Lines in the entries below where the word "JSON" shows up should each be copied.

--------------------

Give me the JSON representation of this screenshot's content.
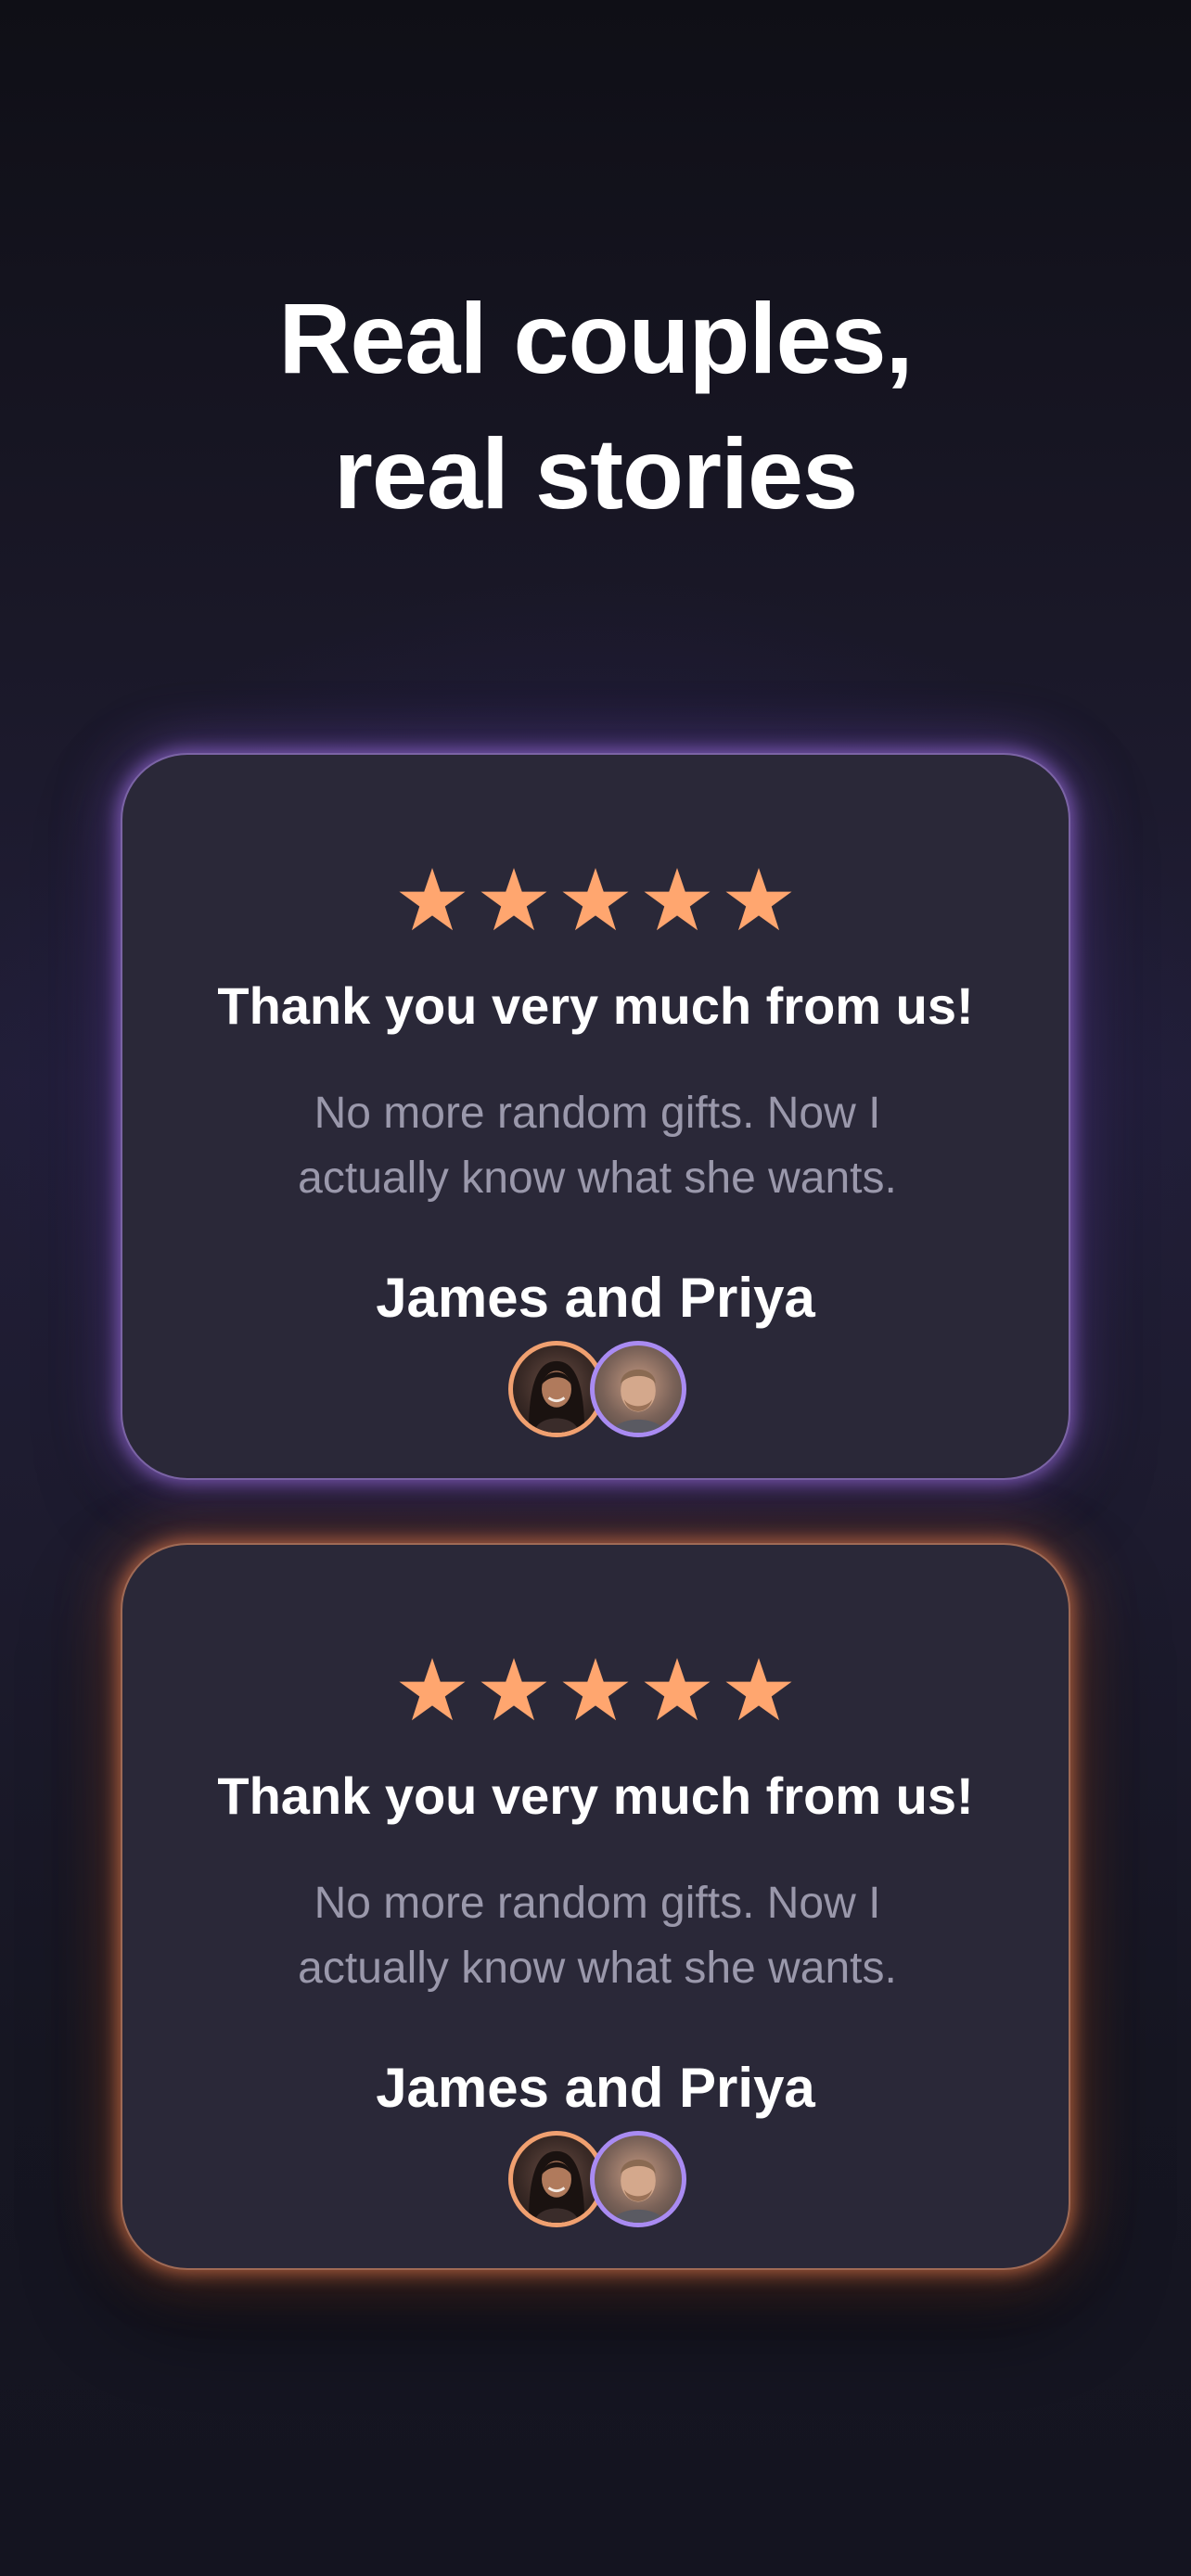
{
  "headline": {
    "line1": "Real couples,",
    "line2": "real stories"
  },
  "colors": {
    "star": "#ffa66f",
    "purple_glow": "#a87cf0",
    "orange_glow": "#f08a50",
    "card_bg": "#2a2838"
  },
  "reviews": [
    {
      "rating": 5,
      "title": "Thank you very much from us!",
      "body_line1": "No more random gifts. Now I",
      "body_line2": "actually know what she wants.",
      "names": "James and Priya",
      "glow": "purple",
      "avatars": [
        "woman-avatar",
        "man-avatar"
      ]
    },
    {
      "rating": 5,
      "title": "Thank you very much from us!",
      "body_line1": "No more random gifts. Now I",
      "body_line2": "actually know what she wants.",
      "names": "James and Priya",
      "glow": "orange",
      "avatars": [
        "woman-avatar",
        "man-avatar"
      ]
    }
  ]
}
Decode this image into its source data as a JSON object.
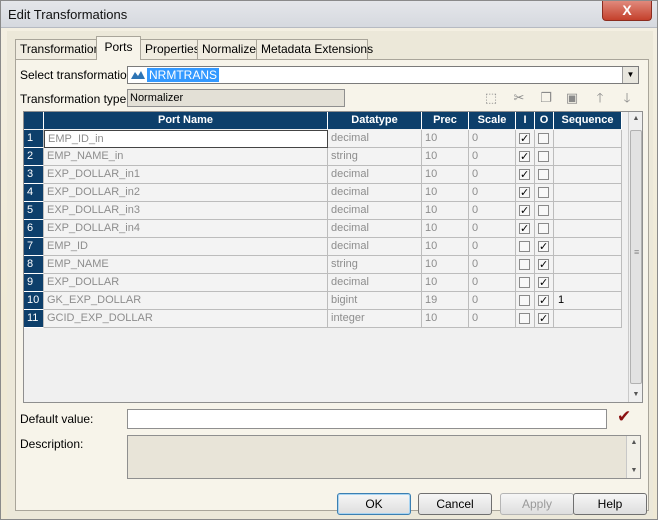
{
  "window": {
    "title": "Edit Transformations",
    "close_label": "X"
  },
  "tabs": [
    {
      "label": "Transformation"
    },
    {
      "label": "Ports",
      "active": true
    },
    {
      "label": "Properties"
    },
    {
      "label": "Normalizer"
    },
    {
      "label": "Metadata Extensions"
    }
  ],
  "select_transformation": {
    "label": "Select transformation:",
    "value": "NRMTRANS",
    "icon": "normalizer-icon"
  },
  "transformation_type": {
    "label": "Transformation type:",
    "value": "Normalizer"
  },
  "toolbar": {
    "icons": [
      "new-port-icon",
      "cut-icon",
      "copy-icon",
      "paste-icon",
      "move-up-icon",
      "move-down-icon"
    ]
  },
  "grid": {
    "headers": {
      "port_name": "Port Name",
      "datatype": "Datatype",
      "prec": "Prec",
      "scale": "Scale",
      "i": "I",
      "o": "O",
      "sequence": "Sequence"
    },
    "rows": [
      {
        "num": "1",
        "name": "EMP_ID_in",
        "datatype": "decimal",
        "prec": "10",
        "scale": "0",
        "i": true,
        "o": false,
        "sequence": ""
      },
      {
        "num": "2",
        "name": "EMP_NAME_in",
        "datatype": "string",
        "prec": "10",
        "scale": "0",
        "i": true,
        "o": false,
        "sequence": ""
      },
      {
        "num": "3",
        "name": "EXP_DOLLAR_in1",
        "datatype": "decimal",
        "prec": "10",
        "scale": "0",
        "i": true,
        "o": false,
        "sequence": ""
      },
      {
        "num": "4",
        "name": "EXP_DOLLAR_in2",
        "datatype": "decimal",
        "prec": "10",
        "scale": "0",
        "i": true,
        "o": false,
        "sequence": ""
      },
      {
        "num": "5",
        "name": "EXP_DOLLAR_in3",
        "datatype": "decimal",
        "prec": "10",
        "scale": "0",
        "i": true,
        "o": false,
        "sequence": ""
      },
      {
        "num": "6",
        "name": "EXP_DOLLAR_in4",
        "datatype": "decimal",
        "prec": "10",
        "scale": "0",
        "i": true,
        "o": false,
        "sequence": ""
      },
      {
        "num": "7",
        "name": "EMP_ID",
        "datatype": "decimal",
        "prec": "10",
        "scale": "0",
        "i": false,
        "o": true,
        "sequence": ""
      },
      {
        "num": "8",
        "name": "EMP_NAME",
        "datatype": "string",
        "prec": "10",
        "scale": "0",
        "i": false,
        "o": true,
        "sequence": ""
      },
      {
        "num": "9",
        "name": "EXP_DOLLAR",
        "datatype": "decimal",
        "prec": "10",
        "scale": "0",
        "i": false,
        "o": true,
        "sequence": ""
      },
      {
        "num": "10",
        "name": "GK_EXP_DOLLAR",
        "datatype": "bigint",
        "prec": "19",
        "scale": "0",
        "i": false,
        "o": true,
        "sequence": "1"
      },
      {
        "num": "11",
        "name": "GCID_EXP_DOLLAR",
        "datatype": "integer",
        "prec": "10",
        "scale": "0",
        "i": false,
        "o": true,
        "sequence": ""
      }
    ]
  },
  "default_value": {
    "label": "Default value:",
    "value": ""
  },
  "description": {
    "label": "Description:",
    "value": ""
  },
  "buttons": {
    "ok": "OK",
    "cancel": "Cancel",
    "apply": "Apply",
    "help": "Help"
  }
}
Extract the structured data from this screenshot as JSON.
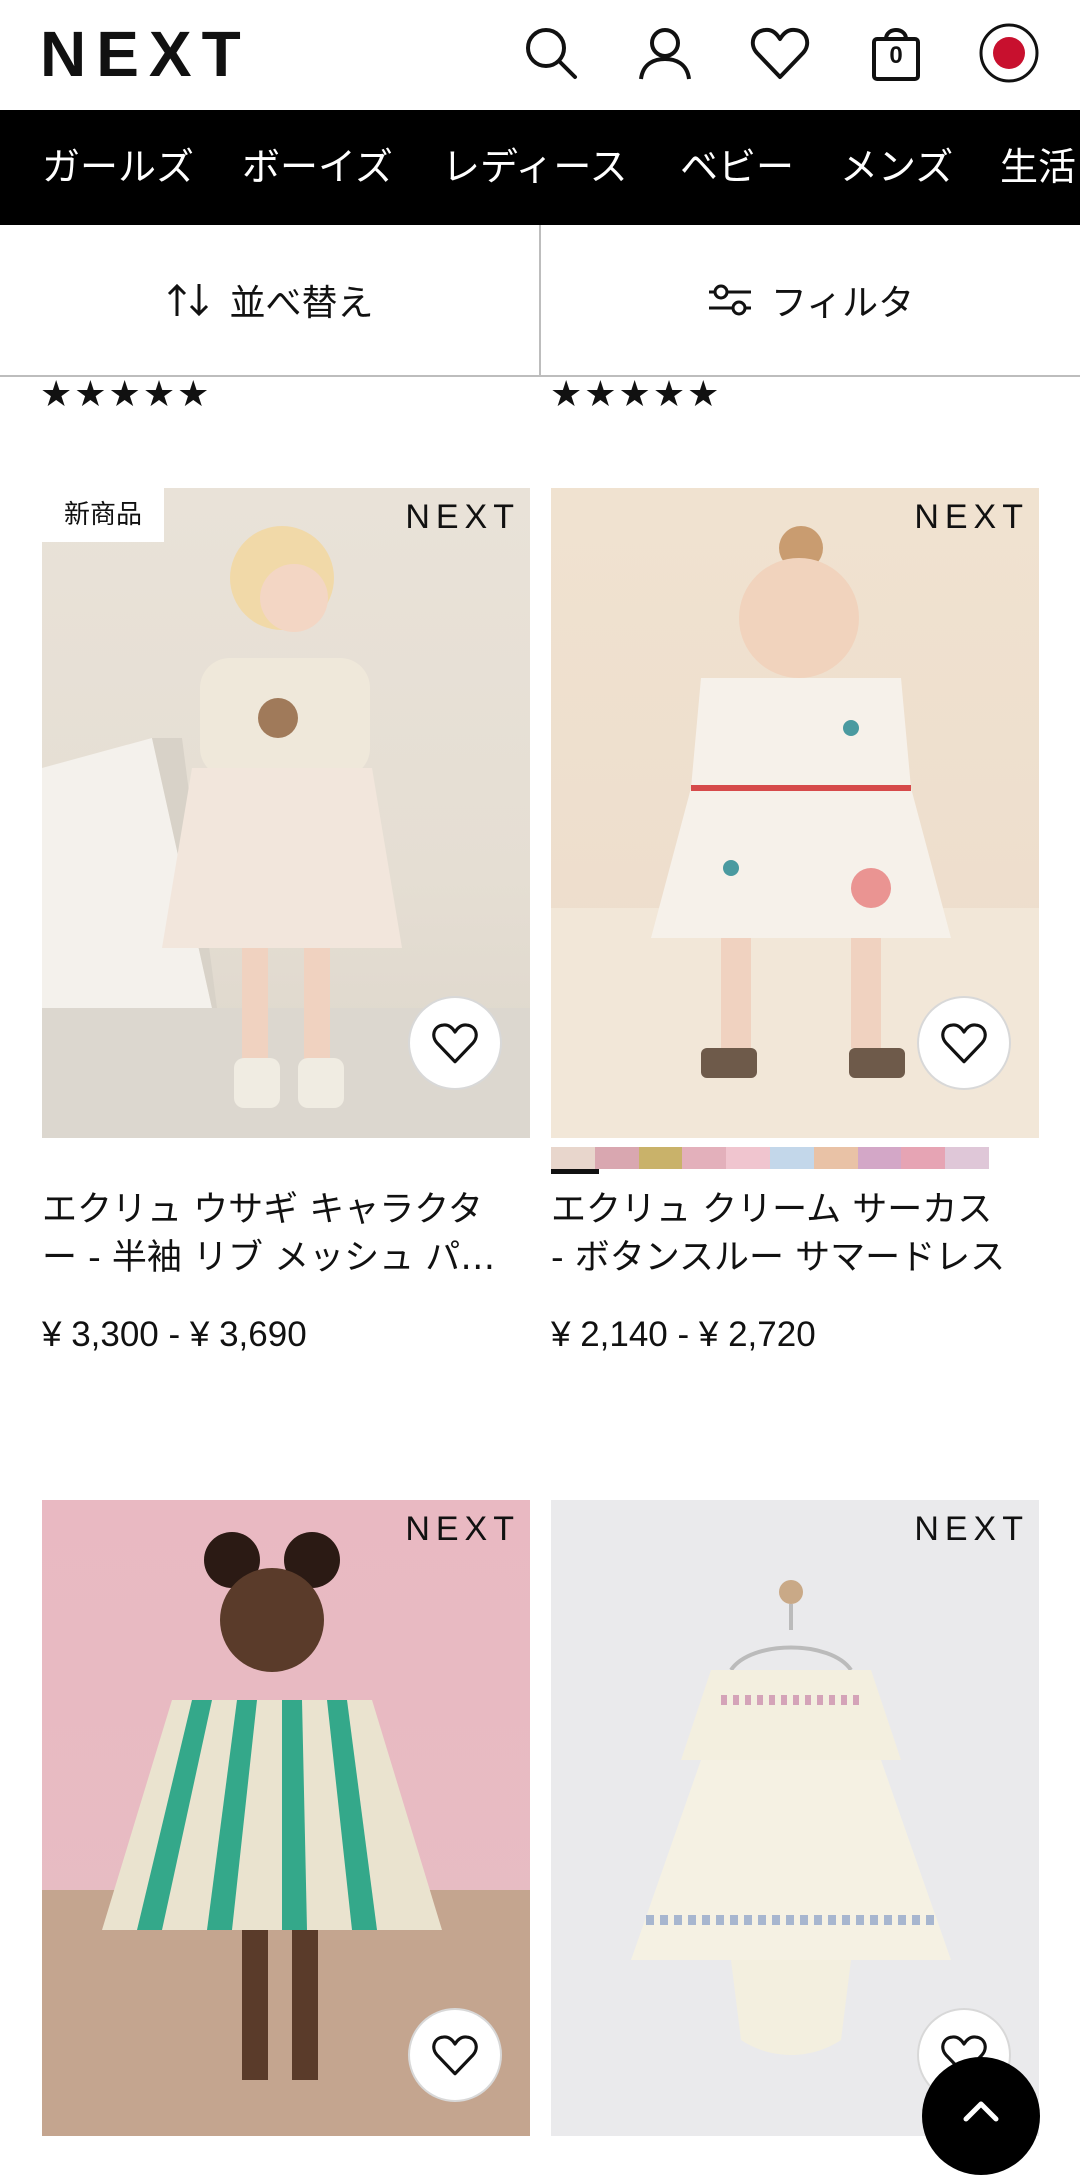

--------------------

• Result for this exercise:
Give me the JSON representation of this screenshot's content.
Decode this image into its source data as a JSON object.
Extract the structured data from this screenshot as JSON.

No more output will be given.